USI, identifying itself in these principles, joined a significant number of scientific organisations, libraries, universities and research institutes in 2016, becoming the 552nd signatory of the Berlin Declaration on OA.

Furthermore, USI, like other academic institutions in Switzerland, shares and pursues the goals set by the Swiss national strategy on OA of swissuniversities and by large research funding bodies, such as the Swiss National Science Fund (SNSF).

  1. Definitions
    1. Publication: all results of scientific inquiry published or accepted for publication. In particular, this means articles in scientific journals, monographs, chapters of books or contributions to anthologies, working papers, conference proceedings, conference posters and, in general, other similar documents. For the purposes of these guidelines, patentable scientific discoveries and confidential research findings (for security reasons or out of respect for one’s personal sphere) are not considered publications.
    2. Authors: faculty, assistants and staff of USI that draw up a publication. Bachelor's and Master's students are not included within the scope of these guidelines.
    3. Institutional Repository: for USI this is RERO DOC, a platform for storing OA publications, which the USI Libraries manage and make available to authors. This term is compatible with the definition of appropriate repository.
    4. Repository idonei: non-commercial repositories, aligned with the definitions of the Berlin Declaration. These grant free access to the publications, enable data citation through persistent identifiers and apply quality metadata. They are based on internationally-accepted standards and are listed in OpenDOAR.
    5. Digital Copy is the electronic version of the final phase of a publication, and has two different versions:
      1. Author Accepted Manuscript (AAM)/Postprint: version of the publication accepted by the publisher after review (editorial or peer-review), prior to the application of the editorial layout.
      2. Version of Record (VoR): final published version containing the layout of the publisher and made available by the latter.
    6. Embargo: period of time, imposed by the publisher and calculated starting from the publication date, during which access is not granted to the digital copy stored in an appropriate repository.
  2. The role of the authors
    1. Authors make their publications accessible in Open Access.
    2. If possible, they give precedence to the publication of their work in Gold Open Access.
    3. They publish articles in Hybrid Open Access in the cases where they have transformative read&publish agreements with the publisher; in other cases, this road ought to be avoided because it leads to increased costs for USI (double dipping). If their publications are accessible only for a fee, they ensure that the embargo for the digital copies stored in the institutional repository lasts for the shortest period of time possible.
    4. They choose to apply the less restrictive licence from among those available.
    5. They endeavour, as far as possible, to not transfer the rights over their publications, to the publishers, possibly negotiating an amendment to any publication agreements with the publisher.
    6. They store a digital copy of their publications in USI's institutional repository.

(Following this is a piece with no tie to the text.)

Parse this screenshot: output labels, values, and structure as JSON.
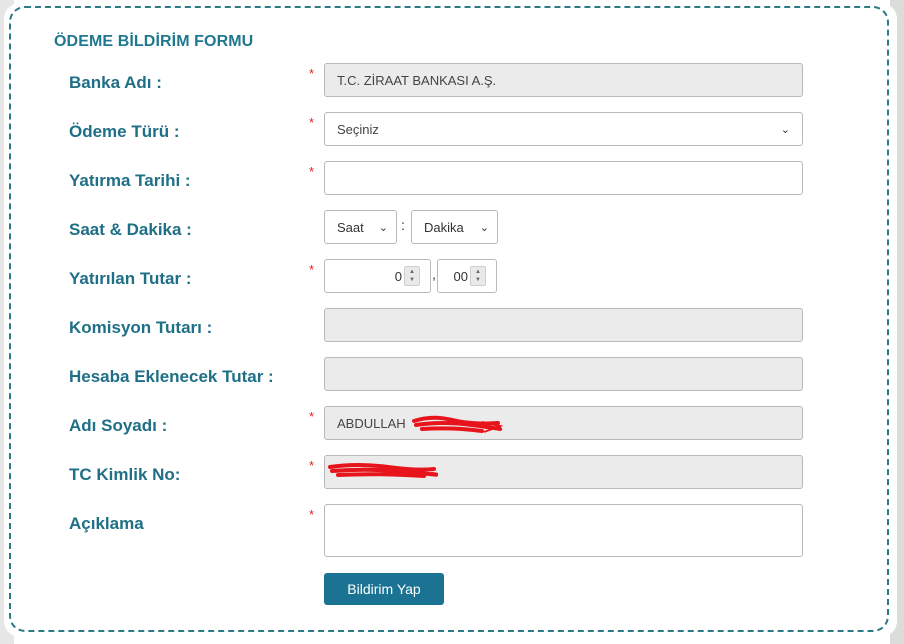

The deposits:
      1. are to be made as soon as possible, preferably no later than the publication date.
      2. comply with the policies of the publisher, the terms of the publication agreement and the rights linked to the data and images. In the event of irresolvable conflicts, the authors can store a digital copy of their documents according to the methods that exclude public access to the latter.
      3. cannot be substituted with archiving on academic social media platforms (Researchgate, Academia.edu, etc.), nor with publication on conventional websites.
  3. The role of USI
    1. Encourages and supports its authors during the various OA publication phases, through the services offered by the USI Libraries.
    2. Promotes the training of its staff in the field of OA and, through this staff, participates in national and international initiatives to support, promote and spread free access to scientific research findings.
    3. Operates and maintains an institutional repository for the storage of digital copies, via the USI Libraries, in accordance with the guidelines for appropriate repositories. In addition, it offers training and assistance to authors, so that the storing of articles is as simple as possible.
    4. Covers publication costs for Gold Open Access articles, if they are not covered by the SNSF, provided that the aforesaid articles are published in peer-review journals and that they undergo a consolidated peer-review process.
    5. Via the USI Libraries, negotiates and signs transformative read&publish agreements with publishers, either individually or with the intermediation of the Consortium of Swiss University Libraries, with the aim of guaranteeing OA publication possibilities that are financially sustainable in the long-term.
    6. Regularly informs the academic community, via the usual channels, of its goals, actions and status in relation to the Swiss national strategy on OA of swissuniversities, in whose implementation it actively participates.

Guidelines accepted by the Rectorate 14.09.20
Valid from: 14.09.2020